You’re right that the amount of notes played at these two tempi would be exactly the same. The distinction is in the rhythmic feel. When playing eighth notes at MM-60, the student would feel two notes per pulse; whereas when playing quarter notes at MM-120, they would feel only one note per pulse. Then the eighth notes at MM-120 would be played two per pulse. Part of the purpose in playing scales this way is that the student gain a better internal sense of pulse that they can apply to their playing.
As far as the chords, yes, eventually the student will be playing inversions of each primary triad and seventh chord within the key. We have a wonderful systematic state curriculum, though, that I use as a guide for when students should be learning and playing various scales and chords, so I adapt according to the student’s level and individual progress. Older students also play scales and arpeggios in triplets and sixteenth notes, so the columns have to be adjusted for this purpose, too!
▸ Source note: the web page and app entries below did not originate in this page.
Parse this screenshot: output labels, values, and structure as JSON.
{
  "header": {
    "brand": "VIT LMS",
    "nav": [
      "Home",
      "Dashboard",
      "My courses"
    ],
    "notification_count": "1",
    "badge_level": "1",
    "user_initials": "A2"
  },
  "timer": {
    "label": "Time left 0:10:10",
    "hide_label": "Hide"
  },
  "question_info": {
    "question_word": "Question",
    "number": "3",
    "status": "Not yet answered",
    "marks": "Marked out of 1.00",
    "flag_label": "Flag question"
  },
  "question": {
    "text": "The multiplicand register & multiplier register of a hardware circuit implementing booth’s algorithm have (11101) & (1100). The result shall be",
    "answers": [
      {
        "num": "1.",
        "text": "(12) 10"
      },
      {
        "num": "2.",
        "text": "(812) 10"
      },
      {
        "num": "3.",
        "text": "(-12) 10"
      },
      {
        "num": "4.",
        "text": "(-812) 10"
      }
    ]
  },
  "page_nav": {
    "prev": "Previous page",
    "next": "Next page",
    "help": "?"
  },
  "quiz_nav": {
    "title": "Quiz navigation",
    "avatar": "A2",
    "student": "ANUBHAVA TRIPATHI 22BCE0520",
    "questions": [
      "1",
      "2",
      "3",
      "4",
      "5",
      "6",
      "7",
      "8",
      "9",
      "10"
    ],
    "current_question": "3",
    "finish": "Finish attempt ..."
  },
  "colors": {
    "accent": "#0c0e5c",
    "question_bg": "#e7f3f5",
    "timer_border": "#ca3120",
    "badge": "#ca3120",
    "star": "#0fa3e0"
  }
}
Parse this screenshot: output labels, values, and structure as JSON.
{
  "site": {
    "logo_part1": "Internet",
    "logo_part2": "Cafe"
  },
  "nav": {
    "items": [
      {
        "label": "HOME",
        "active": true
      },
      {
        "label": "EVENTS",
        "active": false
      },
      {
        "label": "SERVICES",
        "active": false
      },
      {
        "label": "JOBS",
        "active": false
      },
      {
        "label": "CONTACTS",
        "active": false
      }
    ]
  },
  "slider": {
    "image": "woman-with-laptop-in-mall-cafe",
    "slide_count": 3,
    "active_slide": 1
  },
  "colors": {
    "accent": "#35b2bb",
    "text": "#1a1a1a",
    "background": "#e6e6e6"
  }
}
Also, if you like the general idea of using a scale and chord progress chart, but want to develop your own custom version, be sure to check out this post: Free Scale Chart and Tips for Making Your Own Progress Charts!
Remember, if you have a question you’d like to contribute to next week’s Monday Mailbag, leave it in the comments below or send me an e-mail sometime this week with Monday Mailbag in the subject line!